The study model included four major components of the B cell and antibody reactions. They were 1) follicular dendritic cells (FDCs) antigen presentation, 2) naive B cell activation and entrance into GCs, 3) GC affinity maturation and exportation of plasma and memory cells, and 4) memory B cells expansion and its differentiation to plasma cells across EGCs.
Moreover, the investigators explored four general B cell classes: memory B cells, naive B cells, plasma cells, and GC B cells. Furthermore, the simulation was repeated ten times for each dose of the vaccine.
The study results demonstrated that the GC antigen presentation varies remarkably between the initial and second doses of the COVID-19 vaccination. In addition, the results indicated that this variation significantly influences the stemming memory B cell reactions. After receiving the initial shot of the vaccine, the restricted antigen availability throughout GCs causes a memory reaction driven by B cells that address immunodominant epitopes that are mutated severely in an Omicron-similar strain.
Following the second vaccine shot, these memory B cells multiply and develop into plasma cells beyond the GCs, driving the antibody reaction. Higher quantities of antigen were present inside secondary GCs since antibodies produced after the initial dose allow for efficient antigen presentation. Additionally, the circulating polyclonal antibodies can hinder some dominant epitopes more efficiently than subdominant epitopes. An enhancement in memory B lymphocytes directed against subdominant epitopes generally conserved in an Omicron-similar strain results from these impacts.
After the third vaccine dose, these memory B cells multiply and develop into plasma cells, and their byproducts offer improved protection against newly emerging SARS-CoV-2 strains. The authors noted that these in silico model projections were in line with the current studies of new and old data collected from people who received three doses of COVID-19 mRNA vaccinations.
Together, the study data suggest that the interaction between internal and external GC mechanisms and antigen presentation dynamics accounts for the shift across antibody immunodominance ranking following the third COVID-19 mRNA vaccine dose.

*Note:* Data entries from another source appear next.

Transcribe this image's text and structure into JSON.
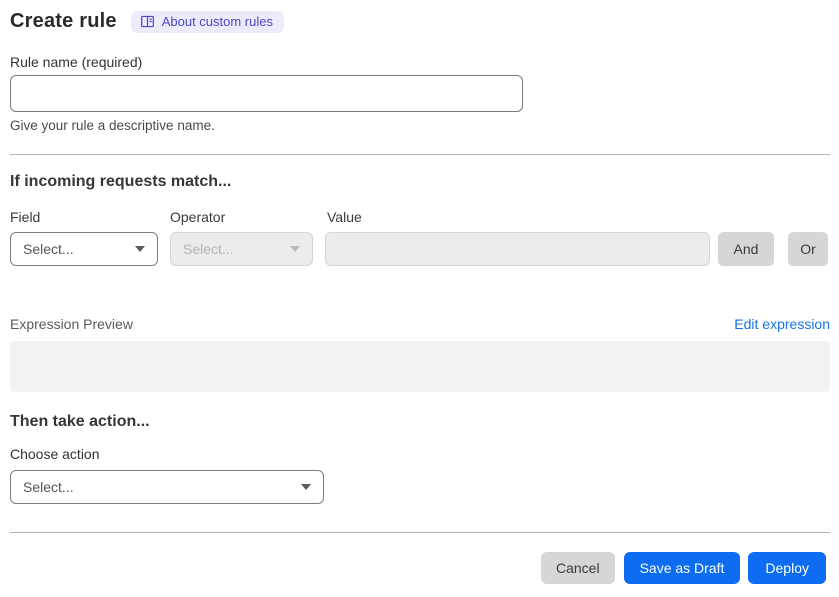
{
  "header": {
    "title": "Create rule",
    "badge_label": "About custom rules"
  },
  "rule_name": {
    "label": "Rule name (required)",
    "value": "",
    "placeholder": "",
    "helper": "Give your rule a descriptive name."
  },
  "match_section": {
    "heading": "If incoming requests match...",
    "field_label": "Field",
    "operator_label": "Operator",
    "value_label": "Value",
    "field_select_value": "Select...",
    "operator_select_value": "Select...",
    "value_input_value": "",
    "and_button": "And",
    "or_button": "Or"
  },
  "expression": {
    "label": "Expression Preview",
    "edit_link": "Edit expression",
    "preview_content": ""
  },
  "action_section": {
    "heading": "Then take action...",
    "choose_label": "Choose action",
    "action_select_value": "Select..."
  },
  "footer": {
    "cancel": "Cancel",
    "save_draft": "Save as Draft",
    "deploy": "Deploy"
  },
  "colors": {
    "primary_button": "#0C6CF2",
    "link": "#1672E3",
    "badge_bg": "#ECEBFC",
    "badge_text": "#4A48C9",
    "disabled_bg": "#ECECEC",
    "neutral_button": "#D6D6D6"
  }
}
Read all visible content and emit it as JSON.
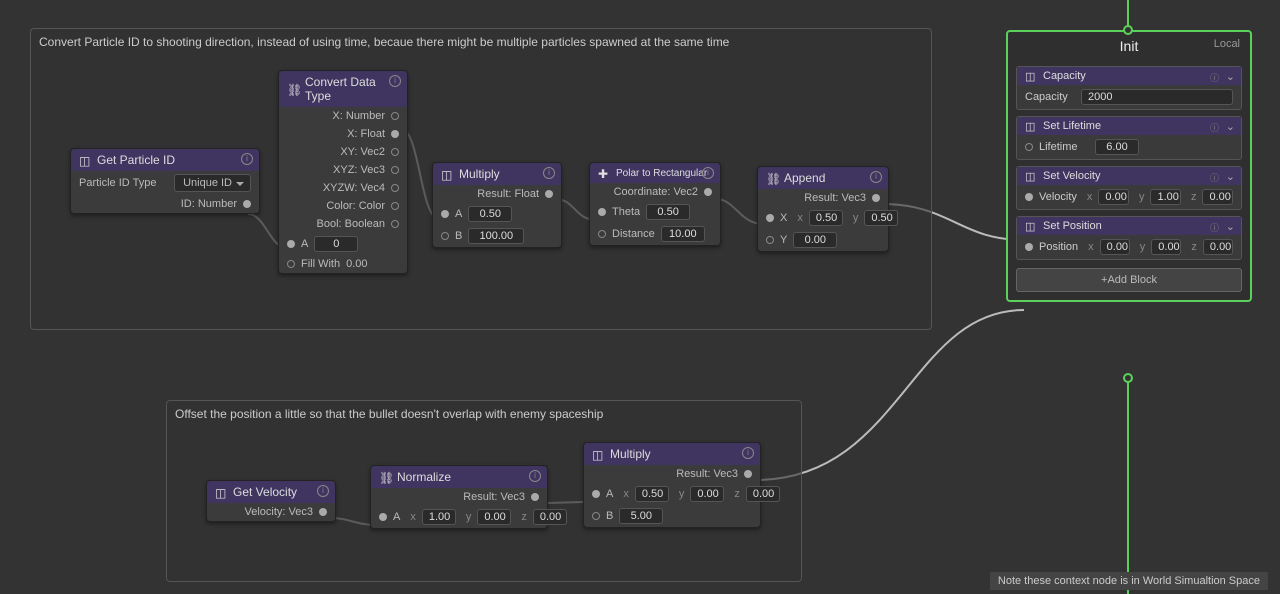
{
  "groups": {
    "g1_title": "Convert Particle ID to shooting direction, instead of using time, becaue there might be multiple particles spawned at the same time",
    "g2_title": "Offset the position a little so that the bullet doesn't overlap with enemy spaceship"
  },
  "note_text": "Note these context node is in World Simualtion Space",
  "nodes": {
    "get_particle_id": {
      "title": "Get Particle ID",
      "type_label": "Particle ID Type",
      "type_value": "Unique ID",
      "out_label": "ID: Number"
    },
    "convert": {
      "title": "Convert Data Type",
      "outputs": [
        "X: Number",
        "X: Float",
        "XY: Vec2",
        "XYZ: Vec3",
        "XYZW: Vec4",
        "Color: Color",
        "Bool: Boolean"
      ],
      "a_label": "A",
      "a_value": "0",
      "fill_label": "Fill With",
      "fill_value": "0.00"
    },
    "multiply1": {
      "title": "Multiply",
      "result": "Result: Float",
      "a_label": "A",
      "a_value": "0.50",
      "b_label": "B",
      "b_value": "100.00"
    },
    "polar": {
      "title": "Polar to Rectangular",
      "result": "Coordinate: Vec2",
      "theta_label": "Theta",
      "theta_value": "0.50",
      "dist_label": "Distance",
      "dist_value": "10.00"
    },
    "append": {
      "title": "Append",
      "result": "Result: Vec3",
      "x_label": "X",
      "xx": "0.50",
      "xy": "0.50",
      "y_label": "Y",
      "y_value": "0.00"
    },
    "get_velocity": {
      "title": "Get Velocity",
      "out_label": "Velocity: Vec3"
    },
    "normalize": {
      "title": "Normalize",
      "result": "Result: Vec3",
      "a_label": "A",
      "ax": "1.00",
      "ay": "0.00",
      "az": "0.00"
    },
    "multiply2": {
      "title": "Multiply",
      "result": "Result: Vec3",
      "a_label": "A",
      "ax": "0.50",
      "ay": "0.00",
      "az": "0.00",
      "b_label": "B",
      "b_value": "5.00"
    }
  },
  "context": {
    "title": "Init",
    "local": "Local",
    "add_block": "+Add Block",
    "blocks": {
      "capacity": {
        "title": "Capacity",
        "label": "Capacity",
        "value": "2000"
      },
      "lifetime": {
        "title": "Set Lifetime",
        "label": "Lifetime",
        "value": "6.00"
      },
      "velocity": {
        "title": "Set Velocity",
        "label": "Velocity",
        "x": "0.00",
        "y": "1.00",
        "z": "0.00"
      },
      "position": {
        "title": "Set Position",
        "label": "Position",
        "x": "0.00",
        "y": "0.00",
        "z": "0.00"
      }
    }
  }
}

The authors explain the mechanisms underpinning the enhanced anti-Omicron neutralizing antibodies post-third-dose COVID-19 mRNA vaccination by combining data from vaccine-exposed humans with computer modeling.
Following the initial dose, finite antigen availability among GCs leads to a reaction driven by B cells exhibiting significant germline affinity for immunodominant epitopes mutated severely in an Omicron-similar variant. After the second shot, these memory cells multiply and differentiate into plasma cells, resulting in antibody responses ineffective for such SARS-CoV-2 variants.
Nevertheless, in secondary GCs, improved antigen presentation was mediated by earlier, higher affinity antibodies. Besides, they can partially conceal dominant epitopes. These outcomes result in memory B cells focusing on less mutated subdominant epitopes in Omicron. Hence, the researchers concluded that the third SARS-CoV-2 vaccine dose increases anti-variant neutralizing antibodies and multiplies these B cells.
These revelations impart novel information on essential facets of humoral immunity’s recall response crucial to SARS-CoV-2 vaccine development. The research findings also justify various recent discoveries connecting diverse vaccination schedules to Omicron protection.
bioRxiv publishes preliminary scientific reports that are not peer-reviewed and, therefore, should not be regarded as conclusive, guide clinical practice/health-related behavior, or treated as established information.